◆ TASK PROMPT: Omitting all images, set down every line below exactly as it appears.

::: RECORDS TO USE :::

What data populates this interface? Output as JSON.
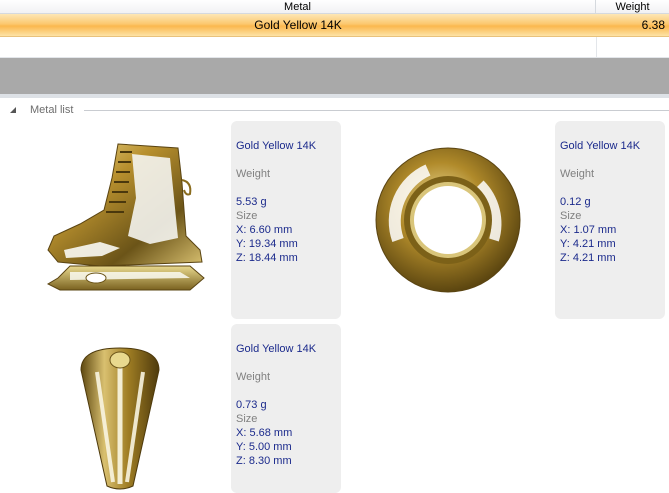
{
  "table": {
    "headers": {
      "metal": "Metal",
      "weight": "Weight"
    },
    "rows": [
      {
        "metal": "Gold Yellow 14K",
        "weight": "6.38"
      }
    ]
  },
  "group": {
    "label": "Metal list"
  },
  "cards": [
    {
      "metal": "Gold Yellow 14K",
      "weight_label": "Weight",
      "weight": "5.53 g",
      "size_label": "Size",
      "x": "X: 6.60 mm",
      "y": "Y: 19.34 mm",
      "z": "Z: 18.44 mm",
      "icon": "ice-skate-model"
    },
    {
      "metal": "Gold Yellow 14K",
      "weight_label": "Weight",
      "weight": "0.12 g",
      "size_label": "Size",
      "x": "X: 1.07 mm",
      "y": "Y: 4.21 mm",
      "z": "Z: 4.21 mm",
      "icon": "ring-model"
    },
    {
      "metal": "Gold Yellow 14K",
      "weight_label": "Weight",
      "weight": "0.73 g",
      "size_label": "Size",
      "x": "X: 5.68 mm",
      "y": "Y: 5.00 mm",
      "z": "Z: 8.30 mm",
      "icon": "bail-cap-model"
    }
  ],
  "colors": {
    "selected_row": "#fcc86f",
    "metal_text": "#1b2a8c",
    "band": "#a9a9a9"
  }
}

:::

◆ REPLY TO THE TASK:
What data populates this interface? Output as JSON.
{
  "table": {
    "headers": {
      "metal": "Metal",
      "weight": "Weight"
    },
    "rows": [
      {
        "metal": "Gold Yellow 14K",
        "weight": "6.38"
      }
    ]
  },
  "group": {
    "label": "Metal list"
  },
  "cards": [
    {
      "metal": "Gold Yellow 14K",
      "weight_label": "Weight",
      "weight": "5.53 g",
      "size_label": "Size",
      "x": "X: 6.60 mm",
      "y": "Y: 19.34 mm",
      "z": "Z: 18.44 mm",
      "icon": "ice-skate-model"
    },
    {
      "metal": "Gold Yellow 14K",
      "weight_label": "Weight",
      "weight": "0.12 g",
      "size_label": "Size",
      "x": "X: 1.07 mm",
      "y": "Y: 4.21 mm",
      "z": "Z: 4.21 mm",
      "icon": "ring-model"
    },
    {
      "metal": "Gold Yellow 14K",
      "weight_label": "Weight",
      "weight": "0.73 g",
      "size_label": "Size",
      "x": "X: 5.68 mm",
      "y": "Y: 5.00 mm",
      "z": "Z: 8.30 mm",
      "icon": "bail-cap-model"
    }
  ],
  "colors": {
    "selected_row": "#fcc86f",
    "metal_text": "#1b2a8c",
    "band": "#a9a9a9"
  }
}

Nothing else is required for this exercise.